That’s a fairly important conversation to have with the play group: what potency is appropriate for any alchemical recipes?
Next, I’d treat this as an ad-hoc skill similar in nature to Armorer. I’d say this goes far beyond Scientist, yet Scientist can be a Helper in tests. Create a write-up of factors for developing alchemical arsenal. Here are a few rules I’d suggest:
still requires supplies–can’t probably create in wilderness without extensive, lucky foraging
likely requires a workspace–can’t probably create in wilderness without risk of terrible accident
outcome results in limited supply–can’t probably create more than a handful of items with limited expiration
Fuse-Timer: a blink, a wink, a heartbeat, a breath, long enough Effect: smoke-screen, scent-screen, toxic-screen, fire-starter, detonator Potency: less than mice, more than mice, more than fox, more than wolf
From that list of factors, the player can develop a handful stock of arsenal, yet each can be used as designed. The use-case will be the determinant of how it is used in a Conflict–by way of the narrative tool in which the arsenal is used.
After all of this, I want to emphasize that killing in a conflict is (or should be) completely and exclusively linked to the Conflict Goal and degree of Compromise. Those rules are pretty well written. As GM, you can easily enforce the rules for killing and conflicts rather than determine the logic of what device is being used.
In addition, I’ve got to say that anything explosive which can be a detriment to mice or animals is probably also a detriment to mice of the patrol–particularly highly explosive detonators with shrapnel. You should ensure that any explosive used to kill has as much danger to mice as to an opponent.
[opinionated rant ahead]The final comment is that MG really isn’t about the killing, and kinda isn’t about the ‘rule of cool’–it would seem pretty cool for a game of mice with guns and bombs–but that’s a play-group dependent choice.
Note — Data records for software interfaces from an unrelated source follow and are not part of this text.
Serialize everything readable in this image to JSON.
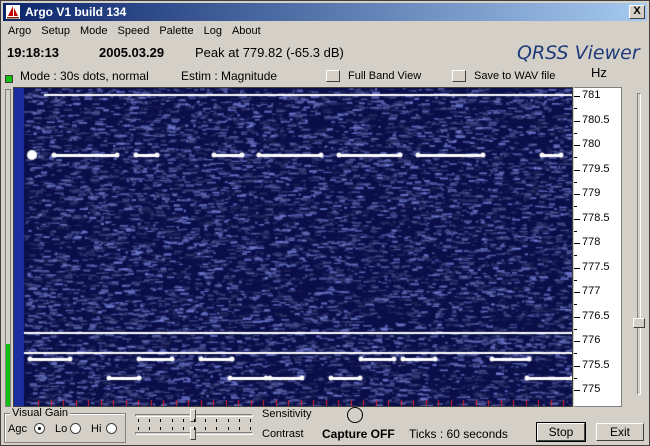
{
  "window": {
    "title": "Argo V1 build 134",
    "close_label": "X"
  },
  "menu": [
    "Argo",
    "Setup",
    "Mode",
    "Speed",
    "Palette",
    "Log",
    "About"
  ],
  "status": {
    "time": "19:18:13",
    "date": "2005.03.29",
    "peak": "Peak at  779.82 (-65.3 dB)",
    "mode": "Mode : 30s dots, normal",
    "estim": "Estim : Magnitude"
  },
  "brand": "QRSS Viewer",
  "axis_unit": "Hz",
  "options": {
    "full_band": "Full Band View",
    "save_wav": "Save to WAV file"
  },
  "axis_labels": [
    "781",
    "780.5",
    "780",
    "779.5",
    "779",
    "778.5",
    "778",
    "777.5",
    "777",
    "776.5",
    "776",
    "775.5",
    "775"
  ],
  "visual_gain": {
    "label": "Visual Gain",
    "agc": "Agc",
    "lo": "Lo",
    "hi": "Hi",
    "selected": "Agc"
  },
  "sliders": {
    "sensitivity": "Sensitivity",
    "contrast": "Contrast",
    "sensitivity_level": 0.5,
    "contrast_level": 0.5
  },
  "capture": "Capture OFF",
  "ticks": "Ticks  : 60 seconds",
  "buttons": {
    "stop": "Stop",
    "exit": "Exit"
  },
  "colors": {
    "waterfall_bg": "#0a0f4a",
    "signal": "#ffffff",
    "tick_marks": "#e02020",
    "level": "#10c010"
  }
}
I’d say that MG is largely about the BIGs, and a bit about the relationships, and centrally focused on the Oath and Duties of the Guard.
So, if having explosives is being used as a part of the campaign themes, BIGs, and the relationships, I guess, I’d have to say, “the Guard prevail.” However, if it’s just about being cool and powerful, maybe take a moment to read Baldwin the Brave and Other Tales and/or Legends of the Guard Vol 1 - 3 for ideas about what MG is really about. Yes, there’s some killing, some fighting, and some cool stuff, but there’s also loads of underlying lessons.
[/opinionated rant over]
We decided that bombs in our game can do the same amount of injury than mice with a sword when we speaking of Natural order. The conversation was really good and after that I think we have same kind of realization of the bombs’ powers. And about the ad-hoc skill option, I think it is not a problem that player has the availabilities to craft bombs (scientist) and fight with them (fighter). My group doesn’t have others who hve the scientist ability so it doesnt take anythin away from anyone. It is nice to have an scientist in the patrol after all : )
What would chart like this look like?
Quantity: couple, many, a stack
Effect: Feinting, taunting, demolishing
Power: in same natural order than mice, one higher in natural order, two higher from natural order and structures
The final comment is that MG really isn’t about the killing, and kinda isn’t about the ‘rule of cool’–it would seem pretty cool for a game of mice with guns and bombs–but that’s a play-group dependent choice. I’d say that MG is largely about the BIGs, and a bit about the relationships, and centrally focused on the Oath and Duties of the Guard.
Yes the cause i play with MG is the BIGs an realitionships. But as a whole, one of the GM’s responsibilities is to be flexible with things like this. Pure MG might be better without explosives and talking about the character’s potential of fighting, but with certain role playing group it is good to make changes. My player wanted to play a alchemist mouse with explosives and didn’t want any swords or other ordinary weapons but bombs.